Few ingredients are as broadly cherished in the world’s cuisines as onions, garlic and their diverse kin. Though they all share broadly similar characteristics, the plants in this family — collectively known as alliums — generate a remarkably diverse set of flavors. They range from mild and sweet to eye-wateringly pungent, providing an ingredient for almost any culinary purpose. Two of the mildest and most versatile are scallions and shallots, each of which provides a pleasantly light onion note.


A Quick Flavor Primer

The onion family’s flavors are created by volatile, sulfur-based compounds, which — ironically — evolved as a chemical defense to keep the plants from being eaten. When a plant’s cells are crushed or cut, those volatile compounds are released, reacting with each other and atmospheric oxygen to create the familiar and eye-watering onion bouquet. Scallions and shallots both contain these tear-inducing chemicals, though in general they’re less pungent than other onion varieties.
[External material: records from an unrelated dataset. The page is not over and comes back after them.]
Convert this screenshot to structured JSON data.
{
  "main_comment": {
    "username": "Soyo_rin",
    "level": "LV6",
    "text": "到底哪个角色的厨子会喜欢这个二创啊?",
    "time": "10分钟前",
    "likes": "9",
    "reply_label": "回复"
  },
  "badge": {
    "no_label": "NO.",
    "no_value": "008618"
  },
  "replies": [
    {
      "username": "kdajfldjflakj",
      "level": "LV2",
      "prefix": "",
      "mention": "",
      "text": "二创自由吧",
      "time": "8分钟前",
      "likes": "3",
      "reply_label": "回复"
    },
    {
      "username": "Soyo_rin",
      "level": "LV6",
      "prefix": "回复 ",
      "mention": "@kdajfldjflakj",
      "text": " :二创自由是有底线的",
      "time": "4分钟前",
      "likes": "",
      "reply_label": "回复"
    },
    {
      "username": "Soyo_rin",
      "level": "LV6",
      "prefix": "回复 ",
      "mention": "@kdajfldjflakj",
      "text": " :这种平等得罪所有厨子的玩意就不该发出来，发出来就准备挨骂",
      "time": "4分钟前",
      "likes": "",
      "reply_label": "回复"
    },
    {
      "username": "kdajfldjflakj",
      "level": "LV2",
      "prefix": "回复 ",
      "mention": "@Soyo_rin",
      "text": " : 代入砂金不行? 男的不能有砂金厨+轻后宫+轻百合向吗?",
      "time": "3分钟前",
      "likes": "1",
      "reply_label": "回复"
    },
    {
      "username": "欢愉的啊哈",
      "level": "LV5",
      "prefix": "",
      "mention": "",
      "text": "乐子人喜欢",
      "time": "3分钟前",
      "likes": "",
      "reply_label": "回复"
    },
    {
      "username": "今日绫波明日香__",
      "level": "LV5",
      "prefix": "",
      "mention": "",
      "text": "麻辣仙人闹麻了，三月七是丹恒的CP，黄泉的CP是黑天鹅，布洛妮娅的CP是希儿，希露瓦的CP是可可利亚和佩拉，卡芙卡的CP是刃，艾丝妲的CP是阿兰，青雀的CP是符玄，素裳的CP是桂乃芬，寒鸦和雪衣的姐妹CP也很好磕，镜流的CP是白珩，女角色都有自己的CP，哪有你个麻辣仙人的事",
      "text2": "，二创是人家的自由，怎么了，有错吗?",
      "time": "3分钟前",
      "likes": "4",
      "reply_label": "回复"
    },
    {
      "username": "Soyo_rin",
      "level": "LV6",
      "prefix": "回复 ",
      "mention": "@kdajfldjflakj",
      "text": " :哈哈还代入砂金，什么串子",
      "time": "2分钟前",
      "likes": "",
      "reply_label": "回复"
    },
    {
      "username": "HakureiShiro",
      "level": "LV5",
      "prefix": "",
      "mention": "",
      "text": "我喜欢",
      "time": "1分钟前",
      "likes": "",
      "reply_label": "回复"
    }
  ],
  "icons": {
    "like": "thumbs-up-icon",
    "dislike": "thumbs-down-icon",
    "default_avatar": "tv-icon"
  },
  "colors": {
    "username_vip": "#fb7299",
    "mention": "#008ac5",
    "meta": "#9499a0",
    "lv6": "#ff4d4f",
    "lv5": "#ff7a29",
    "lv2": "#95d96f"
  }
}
Let’s Get Physical

Both scallions and shallots are immediately recognizable, because they’re physically distinct from other onions. Scallions are the familiar “green onions” sold in bunches at the supermarket, or chopped into green rings at the salad bar. They’re ordinary onions, harvested while immature and still cylindrical, resembling pencil-thin leeks. Shallots are very different, consisting of small garliclike bulbs shrouded in a tough brown skin. Shallots typically produce clusters of two bulbs together, but despite their garliclike growth habit the bulbs themselves have unmistakably onionlike layers.

Harnessing the Scallion

Scallions are most often used raw in the Western world, as their delicate chivelike flavor and texture don’t need to be mellowed by cooking. They lend a pungent and savory note to salads and egg dishes, and make a vivid and flavorful garnish when sliced into thin rings and scattered with a generous hand. In cookery, they’re typically added to subtly flavored dishes such as quiches or soups; there their delicacy can be showcased. Asian cooks also utilize the scallion in soups, and in general are more likely to use it as a cooked ingredient. Scallions are often added to stir-fries, or utilized alongside ginger and garlic as a flavor base for broths and sauces.

Take Your Best Shallot

Shallots, on the other hand, are almost invariably cooked. Their flavor is milder and more complex than those of other onions, and has a definite sweetness. In classical French cuisine, finely diced shallots are often infused in wine or butter to provide the flavor base for sauces. Butter has a strong affinity with shallots, enriching and enhancing their flavor as they cook gently, so the two are often paired in Western cuisine. Asian cooks also value the shallot’s sweet flavor, and it’s especially prominent in the foods of Southeast Asian nations, such as Vietnam and Thailand.